So, Racing the Dark is now at the printers. It turns out that although it has an October 26 official publication date, it will start appearing on bookstore shelves as early as mid-September. It all depends, basically, on how quickly they open their boxes. Just before we went to press, I was lucky enough to get a blurb from Cecilia Dart-Thornton:

“What an enthralling tale this is. It’s beautifully written and I recommend it to all readers of fantasy.”
~ Cecilia Dart-Thornton, The Bitterbynde Trilogy

Yay! That means that I have two whole quotes. I’m astonished. I’m supposed to go on a mini-tour of this book in New York, DC, LA and Chicago so I’ll post when I have more information about dates, etc. And now I guess I have to plan my book party (how strange!)
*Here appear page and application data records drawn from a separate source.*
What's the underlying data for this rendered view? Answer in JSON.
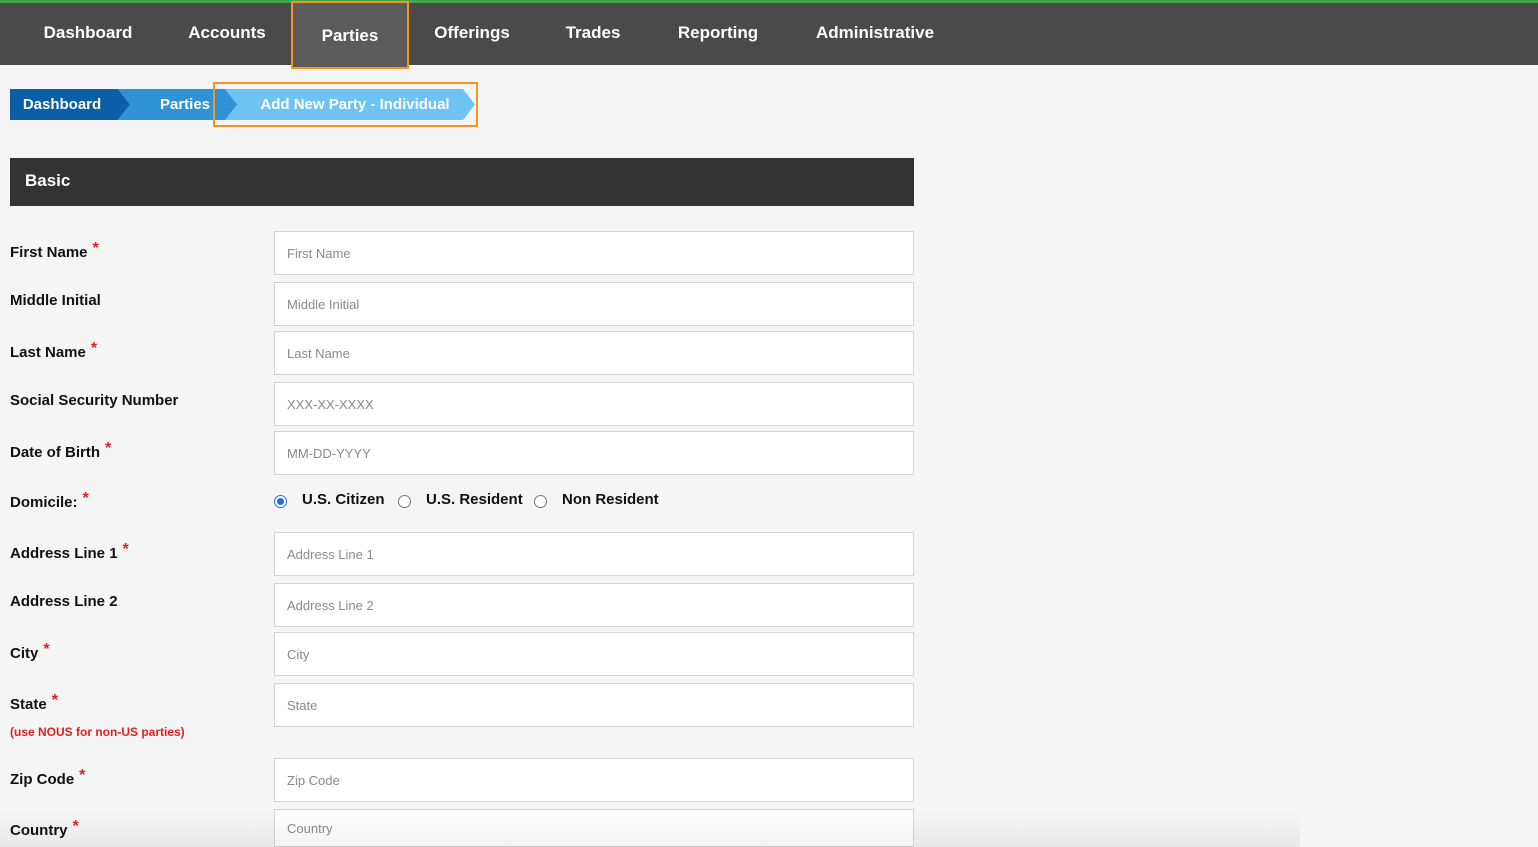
{
  "nav": {
    "items": [
      {
        "label": "Dashboard"
      },
      {
        "label": "Accounts"
      },
      {
        "label": "Parties"
      },
      {
        "label": "Offerings"
      },
      {
        "label": "Trades"
      },
      {
        "label": "Reporting"
      },
      {
        "label": "Administrative"
      }
    ],
    "active": "Parties"
  },
  "breadcrumb": {
    "items": [
      {
        "label": "Dashboard"
      },
      {
        "label": "Parties"
      },
      {
        "label": "Add New Party - Individual"
      }
    ]
  },
  "section": {
    "title": "Basic"
  },
  "form": {
    "first_name": {
      "label": "First Name",
      "required": "*",
      "placeholder": "First Name"
    },
    "middle_initial": {
      "label": "Middle Initial",
      "placeholder": "Middle Initial"
    },
    "last_name": {
      "label": "Last Name",
      "required": "*",
      "placeholder": "Last Name"
    },
    "ssn": {
      "label": "Social Security Number",
      "placeholder": "XXX-XX-XXXX"
    },
    "dob": {
      "label": "Date of Birth",
      "required": "*",
      "placeholder": "MM-DD-YYYY"
    },
    "domicile": {
      "label": "Domicile:",
      "required": "*",
      "options": [
        "U.S. Citizen",
        "U.S. Resident",
        "Non Resident"
      ],
      "selected": "U.S. Citizen"
    },
    "address1": {
      "label": "Address Line 1",
      "required": "*",
      "placeholder": "Address Line 1"
    },
    "address2": {
      "label": "Address Line 2",
      "placeholder": "Address Line 2"
    },
    "city": {
      "label": "City",
      "required": "*",
      "placeholder": "City"
    },
    "state": {
      "label": "State",
      "required": "*",
      "placeholder": "State",
      "hint": "(use NOUS for non-US parties)"
    },
    "zip": {
      "label": "Zip Code",
      "required": "*",
      "placeholder": "Zip Code"
    },
    "country": {
      "label": "Country",
      "required": "*",
      "placeholder": "Country"
    }
  },
  "colors": {
    "nav_bg": "#4a4a4a",
    "nav_accent_top": "#3fa64a",
    "highlight_orange": "#f7941d",
    "breadcrumb_1": "#0b5ea8",
    "breadcrumb_2": "#2f93d6",
    "breadcrumb_3": "#6dc4f2",
    "required_red": "#e02020",
    "radio_blue": "#1f6fe0"
  }
}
Also, for the curious, I have posted a sample of the first three chapters here. Enjoy, and if you like them, please post the link elsewhere. I’d like to get as many people reading it as possible.